Provided information =>

=== Section Start ===

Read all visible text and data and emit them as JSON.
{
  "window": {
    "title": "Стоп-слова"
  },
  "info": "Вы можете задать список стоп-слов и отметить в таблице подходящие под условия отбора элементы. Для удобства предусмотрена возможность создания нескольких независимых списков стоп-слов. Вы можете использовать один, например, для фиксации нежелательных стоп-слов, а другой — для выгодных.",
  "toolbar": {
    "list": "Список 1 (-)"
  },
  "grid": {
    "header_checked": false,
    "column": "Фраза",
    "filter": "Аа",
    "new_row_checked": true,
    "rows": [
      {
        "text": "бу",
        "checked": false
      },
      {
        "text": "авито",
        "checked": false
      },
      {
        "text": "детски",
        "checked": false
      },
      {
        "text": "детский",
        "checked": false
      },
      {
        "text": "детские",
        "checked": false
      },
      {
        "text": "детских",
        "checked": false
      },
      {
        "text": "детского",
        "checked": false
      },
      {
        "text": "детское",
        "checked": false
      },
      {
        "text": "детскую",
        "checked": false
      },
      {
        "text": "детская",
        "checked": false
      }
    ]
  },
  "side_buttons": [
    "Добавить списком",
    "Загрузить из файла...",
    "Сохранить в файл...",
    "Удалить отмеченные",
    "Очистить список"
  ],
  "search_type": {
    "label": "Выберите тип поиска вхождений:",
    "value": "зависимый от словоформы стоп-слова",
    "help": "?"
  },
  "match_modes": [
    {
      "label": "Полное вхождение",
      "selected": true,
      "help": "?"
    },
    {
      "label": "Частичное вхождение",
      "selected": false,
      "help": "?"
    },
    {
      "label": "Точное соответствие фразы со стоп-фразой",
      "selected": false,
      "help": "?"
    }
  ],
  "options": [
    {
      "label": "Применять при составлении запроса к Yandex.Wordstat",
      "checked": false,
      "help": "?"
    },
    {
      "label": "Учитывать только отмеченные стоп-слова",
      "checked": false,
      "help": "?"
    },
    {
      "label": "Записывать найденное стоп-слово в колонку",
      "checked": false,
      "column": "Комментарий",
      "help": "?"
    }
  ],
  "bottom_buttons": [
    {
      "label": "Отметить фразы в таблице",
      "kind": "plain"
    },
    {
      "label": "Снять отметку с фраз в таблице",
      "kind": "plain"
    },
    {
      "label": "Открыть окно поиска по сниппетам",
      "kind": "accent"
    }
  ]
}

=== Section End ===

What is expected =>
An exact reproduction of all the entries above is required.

Written solution =>
Read all visible text and data and emit them as JSON.
{
  "window": {
    "title": "Стоп-слова"
  },
  "info": "Вы можете задать список стоп-слов и отметить в таблице подходящие под условия отбора элементы. Для удобства предусмотрена возможность создания нескольких независимых списков стоп-слов. Вы можете использовать один, например, для фиксации нежелательных стоп-слов, а другой — для выгодных.",
  "toolbar": {
    "list": "Список 1 (-)"
  },
  "grid": {
    "header_checked": false,
    "column": "Фраза",
    "filter": "Аа",
    "new_row_checked": true,
    "rows": [
      {
        "text": "бу",
        "checked": false
      },
      {
        "text": "авито",
        "checked": false
      },
      {
        "text": "детски",
        "checked": false
      },
      {
        "text": "детский",
        "checked": false
      },
      {
        "text": "детские",
        "checked": false
      },
      {
        "text": "детских",
        "checked": false
      },
      {
        "text": "детского",
        "checked": false
      },
      {
        "text": "детское",
        "checked": false
      },
      {
        "text": "детскую",
        "checked": false
      },
      {
        "text": "детская",
        "checked": false
      }
    ]
  },
  "side_buttons": [
    "Добавить списком",
    "Загрузить из файла...",
    "Сохранить в файл...",
    "Удалить отмеченные",
    "Очистить список"
  ],
  "search_type": {
    "label": "Выберите тип поиска вхождений:",
    "value": "зависимый от словоформы стоп-слова",
    "help": "?"
  },
  "match_modes": [
    {
      "label": "Полное вхождение",
      "selected": true,
      "help": "?"
    },
    {
      "label": "Частичное вхождение",
      "selected": false,
      "help": "?"
    },
    {
      "label": "Точное соответствие фразы со стоп-фразой",
      "selected": false,
      "help": "?"
    }
  ],
  "options": [
    {
      "label": "Применять при составлении запроса к Yandex.Wordstat",
      "checked": false,
      "help": "?"
    },
    {
      "label": "Учитывать только отмеченные стоп-слова",
      "checked": false,
      "help": "?"
    },
    {
      "label": "Записывать найденное стоп-слово в колонку",
      "checked": false,
      "column": "Комментарий",
      "help": "?"
    }
  ],
  "bottom_buttons": [
    {
      "label": "Отметить фразы в таблице",
      "kind": "plain"
    },
    {
      "label": "Снять отметку с фраз в таблице",
      "kind": "plain"
    },
    {
      "label": "Открыть окно поиска по сниппетам",
      "kind": "accent"
    }
  ]
}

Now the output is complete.